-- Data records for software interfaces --
□ □ □ □
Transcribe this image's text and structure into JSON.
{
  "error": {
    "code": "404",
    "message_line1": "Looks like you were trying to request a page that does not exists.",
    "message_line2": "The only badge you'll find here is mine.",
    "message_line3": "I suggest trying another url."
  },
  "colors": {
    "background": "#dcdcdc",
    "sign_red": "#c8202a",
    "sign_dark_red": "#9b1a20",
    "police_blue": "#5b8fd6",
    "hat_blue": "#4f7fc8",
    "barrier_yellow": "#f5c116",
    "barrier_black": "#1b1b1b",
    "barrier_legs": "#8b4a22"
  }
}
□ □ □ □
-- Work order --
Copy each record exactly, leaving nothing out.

-- Exercise response --
Transcribe this image's text and structure into JSON.
{
  "error": {
    "code": "404",
    "message_line1": "Looks like you were trying to request a page that does not exists.",
    "message_line2": "The only badge you'll find here is mine.",
    "message_line3": "I suggest trying another url."
  },
  "colors": {
    "background": "#dcdcdc",
    "sign_red": "#c8202a",
    "sign_dark_red": "#9b1a20",
    "police_blue": "#5b8fd6",
    "hat_blue": "#4f7fc8",
    "barrier_yellow": "#f5c116",
    "barrier_black": "#1b1b1b",
    "barrier_legs": "#8b4a22"
  }
}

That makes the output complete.